The expected answer comprises all lines from the entries that contain the string "JSON".
--- Records supplied ---
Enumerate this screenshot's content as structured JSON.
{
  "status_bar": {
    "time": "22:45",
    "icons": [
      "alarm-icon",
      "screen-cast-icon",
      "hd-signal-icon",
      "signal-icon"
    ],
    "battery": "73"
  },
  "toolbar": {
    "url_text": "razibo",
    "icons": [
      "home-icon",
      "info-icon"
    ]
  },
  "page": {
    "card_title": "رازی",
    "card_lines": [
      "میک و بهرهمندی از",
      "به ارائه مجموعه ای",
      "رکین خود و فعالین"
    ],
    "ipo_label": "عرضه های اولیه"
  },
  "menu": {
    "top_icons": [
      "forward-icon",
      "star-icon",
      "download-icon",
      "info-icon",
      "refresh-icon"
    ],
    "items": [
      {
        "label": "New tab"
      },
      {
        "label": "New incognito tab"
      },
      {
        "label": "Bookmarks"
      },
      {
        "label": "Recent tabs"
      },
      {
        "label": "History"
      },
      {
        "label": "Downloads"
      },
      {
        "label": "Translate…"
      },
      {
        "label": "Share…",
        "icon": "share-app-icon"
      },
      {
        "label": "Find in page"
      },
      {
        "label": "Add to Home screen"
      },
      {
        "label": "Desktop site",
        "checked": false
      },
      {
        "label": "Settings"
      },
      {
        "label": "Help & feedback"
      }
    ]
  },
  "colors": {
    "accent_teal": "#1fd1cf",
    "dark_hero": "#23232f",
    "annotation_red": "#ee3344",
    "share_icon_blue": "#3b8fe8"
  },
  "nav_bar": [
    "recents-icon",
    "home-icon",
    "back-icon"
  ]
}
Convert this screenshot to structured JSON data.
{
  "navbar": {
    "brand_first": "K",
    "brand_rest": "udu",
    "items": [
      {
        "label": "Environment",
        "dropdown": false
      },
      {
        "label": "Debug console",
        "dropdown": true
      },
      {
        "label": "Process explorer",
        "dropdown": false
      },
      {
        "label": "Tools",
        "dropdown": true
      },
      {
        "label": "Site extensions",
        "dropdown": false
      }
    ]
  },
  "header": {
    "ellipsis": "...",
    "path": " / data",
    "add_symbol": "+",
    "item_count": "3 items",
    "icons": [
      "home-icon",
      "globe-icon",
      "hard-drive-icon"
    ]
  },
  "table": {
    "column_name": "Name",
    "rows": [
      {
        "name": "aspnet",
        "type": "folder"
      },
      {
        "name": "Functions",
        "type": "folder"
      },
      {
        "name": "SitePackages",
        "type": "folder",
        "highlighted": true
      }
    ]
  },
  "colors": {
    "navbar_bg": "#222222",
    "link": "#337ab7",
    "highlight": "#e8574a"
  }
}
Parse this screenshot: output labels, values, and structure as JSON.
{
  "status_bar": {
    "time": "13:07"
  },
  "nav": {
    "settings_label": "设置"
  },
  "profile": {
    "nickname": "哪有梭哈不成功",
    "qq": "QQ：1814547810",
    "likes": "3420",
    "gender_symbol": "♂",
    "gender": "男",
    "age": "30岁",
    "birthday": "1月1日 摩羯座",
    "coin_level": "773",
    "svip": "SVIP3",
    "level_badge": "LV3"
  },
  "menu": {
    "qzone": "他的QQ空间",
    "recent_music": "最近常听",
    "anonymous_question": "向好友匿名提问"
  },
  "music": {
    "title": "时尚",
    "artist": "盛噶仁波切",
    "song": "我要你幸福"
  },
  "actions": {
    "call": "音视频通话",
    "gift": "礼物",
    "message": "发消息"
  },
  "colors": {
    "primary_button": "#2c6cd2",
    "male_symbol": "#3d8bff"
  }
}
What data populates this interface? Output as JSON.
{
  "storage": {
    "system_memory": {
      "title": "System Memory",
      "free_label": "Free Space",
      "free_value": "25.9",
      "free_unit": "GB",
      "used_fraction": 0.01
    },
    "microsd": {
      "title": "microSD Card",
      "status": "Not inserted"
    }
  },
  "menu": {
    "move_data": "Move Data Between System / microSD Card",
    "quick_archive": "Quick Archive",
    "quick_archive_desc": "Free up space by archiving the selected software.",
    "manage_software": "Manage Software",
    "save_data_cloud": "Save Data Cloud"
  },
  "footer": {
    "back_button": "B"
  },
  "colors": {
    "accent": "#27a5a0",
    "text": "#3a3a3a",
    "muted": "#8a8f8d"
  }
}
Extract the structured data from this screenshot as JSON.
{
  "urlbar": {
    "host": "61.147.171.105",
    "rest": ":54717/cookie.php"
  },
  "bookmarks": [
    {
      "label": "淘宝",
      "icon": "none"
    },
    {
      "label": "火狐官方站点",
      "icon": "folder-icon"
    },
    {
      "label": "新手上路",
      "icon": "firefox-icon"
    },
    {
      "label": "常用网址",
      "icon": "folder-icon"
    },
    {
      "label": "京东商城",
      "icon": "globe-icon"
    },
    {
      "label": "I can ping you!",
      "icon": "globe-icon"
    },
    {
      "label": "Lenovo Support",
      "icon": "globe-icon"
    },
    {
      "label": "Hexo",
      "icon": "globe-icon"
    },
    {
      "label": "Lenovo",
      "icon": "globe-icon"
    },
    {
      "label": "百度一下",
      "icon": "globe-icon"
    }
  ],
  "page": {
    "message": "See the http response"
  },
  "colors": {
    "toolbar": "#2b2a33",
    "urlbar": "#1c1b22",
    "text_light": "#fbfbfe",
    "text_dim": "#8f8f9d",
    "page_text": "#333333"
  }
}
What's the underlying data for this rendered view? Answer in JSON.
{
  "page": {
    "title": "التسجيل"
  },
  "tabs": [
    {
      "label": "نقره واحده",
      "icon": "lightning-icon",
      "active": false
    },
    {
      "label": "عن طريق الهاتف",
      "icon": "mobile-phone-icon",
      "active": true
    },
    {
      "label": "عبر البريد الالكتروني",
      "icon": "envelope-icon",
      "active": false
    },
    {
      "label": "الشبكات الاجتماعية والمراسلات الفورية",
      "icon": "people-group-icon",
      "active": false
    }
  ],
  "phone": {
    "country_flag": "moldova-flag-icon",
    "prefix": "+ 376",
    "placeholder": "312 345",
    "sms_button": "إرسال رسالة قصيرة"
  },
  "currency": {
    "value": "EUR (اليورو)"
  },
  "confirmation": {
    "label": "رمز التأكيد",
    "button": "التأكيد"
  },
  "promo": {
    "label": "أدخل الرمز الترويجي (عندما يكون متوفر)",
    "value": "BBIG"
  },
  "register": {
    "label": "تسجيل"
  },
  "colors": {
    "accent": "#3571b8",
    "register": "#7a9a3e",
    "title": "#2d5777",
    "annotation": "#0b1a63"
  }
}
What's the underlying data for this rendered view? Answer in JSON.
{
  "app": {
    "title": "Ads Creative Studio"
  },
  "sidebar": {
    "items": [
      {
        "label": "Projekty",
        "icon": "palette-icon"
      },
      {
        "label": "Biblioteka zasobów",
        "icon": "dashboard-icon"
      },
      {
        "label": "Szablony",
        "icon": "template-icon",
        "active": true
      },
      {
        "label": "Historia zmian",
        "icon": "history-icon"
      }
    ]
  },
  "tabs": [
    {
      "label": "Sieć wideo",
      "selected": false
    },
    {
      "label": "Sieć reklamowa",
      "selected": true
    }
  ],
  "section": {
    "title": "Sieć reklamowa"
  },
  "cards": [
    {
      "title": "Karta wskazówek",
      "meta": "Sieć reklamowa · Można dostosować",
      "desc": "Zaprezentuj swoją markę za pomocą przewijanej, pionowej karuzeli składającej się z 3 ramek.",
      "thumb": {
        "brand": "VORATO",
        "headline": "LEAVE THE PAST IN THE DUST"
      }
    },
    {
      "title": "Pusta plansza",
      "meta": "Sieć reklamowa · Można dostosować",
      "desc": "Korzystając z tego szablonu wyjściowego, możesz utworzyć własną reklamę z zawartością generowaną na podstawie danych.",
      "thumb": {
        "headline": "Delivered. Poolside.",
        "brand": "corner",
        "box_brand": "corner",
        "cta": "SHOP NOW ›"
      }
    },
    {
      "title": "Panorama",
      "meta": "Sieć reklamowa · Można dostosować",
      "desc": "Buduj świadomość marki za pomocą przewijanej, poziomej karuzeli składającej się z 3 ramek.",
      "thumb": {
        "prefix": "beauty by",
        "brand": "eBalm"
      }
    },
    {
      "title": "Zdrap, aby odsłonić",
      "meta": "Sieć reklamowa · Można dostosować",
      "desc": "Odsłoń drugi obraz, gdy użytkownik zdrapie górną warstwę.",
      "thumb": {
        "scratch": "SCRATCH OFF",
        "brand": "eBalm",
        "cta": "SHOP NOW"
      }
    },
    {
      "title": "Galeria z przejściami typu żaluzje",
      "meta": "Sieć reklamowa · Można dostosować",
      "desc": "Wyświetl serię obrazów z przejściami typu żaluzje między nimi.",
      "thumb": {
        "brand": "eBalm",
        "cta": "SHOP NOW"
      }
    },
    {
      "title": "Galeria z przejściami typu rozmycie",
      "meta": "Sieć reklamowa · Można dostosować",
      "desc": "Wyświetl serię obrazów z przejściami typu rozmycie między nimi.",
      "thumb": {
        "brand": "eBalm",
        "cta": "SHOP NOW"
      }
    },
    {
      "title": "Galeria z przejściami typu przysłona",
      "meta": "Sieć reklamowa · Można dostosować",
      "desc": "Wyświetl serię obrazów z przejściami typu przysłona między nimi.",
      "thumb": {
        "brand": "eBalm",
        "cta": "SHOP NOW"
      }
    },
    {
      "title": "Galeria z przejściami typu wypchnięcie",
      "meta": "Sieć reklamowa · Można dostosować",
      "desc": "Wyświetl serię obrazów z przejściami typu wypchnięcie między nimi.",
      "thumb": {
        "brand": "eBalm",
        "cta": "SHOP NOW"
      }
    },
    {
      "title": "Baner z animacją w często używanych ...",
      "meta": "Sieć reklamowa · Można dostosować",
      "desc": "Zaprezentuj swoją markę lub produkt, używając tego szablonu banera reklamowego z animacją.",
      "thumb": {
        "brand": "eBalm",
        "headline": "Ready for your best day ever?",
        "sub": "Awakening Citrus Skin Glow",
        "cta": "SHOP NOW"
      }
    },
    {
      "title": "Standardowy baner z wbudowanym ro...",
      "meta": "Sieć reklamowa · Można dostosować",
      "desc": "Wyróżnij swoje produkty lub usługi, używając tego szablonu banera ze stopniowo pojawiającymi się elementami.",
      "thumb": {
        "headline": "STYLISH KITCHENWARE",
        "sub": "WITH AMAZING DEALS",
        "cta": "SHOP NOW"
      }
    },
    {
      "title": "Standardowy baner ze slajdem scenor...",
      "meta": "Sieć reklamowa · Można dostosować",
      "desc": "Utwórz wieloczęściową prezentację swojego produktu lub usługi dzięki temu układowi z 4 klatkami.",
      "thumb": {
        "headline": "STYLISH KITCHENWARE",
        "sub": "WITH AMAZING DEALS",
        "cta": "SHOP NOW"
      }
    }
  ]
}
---
• [Result of this task]
Enumerate this screenshot's content as structured JSON.
Convert this screenshot to structured JSON data.
Parse this screenshot: output labels, values, and structure as JSON.
What data populates this interface? Output as JSON.
Extract the structured data from this screenshot as JSON.
What's the underlying data for this rendered view? Answer in JSON.
What's the underlying data for this rendered view? Answer in JSON.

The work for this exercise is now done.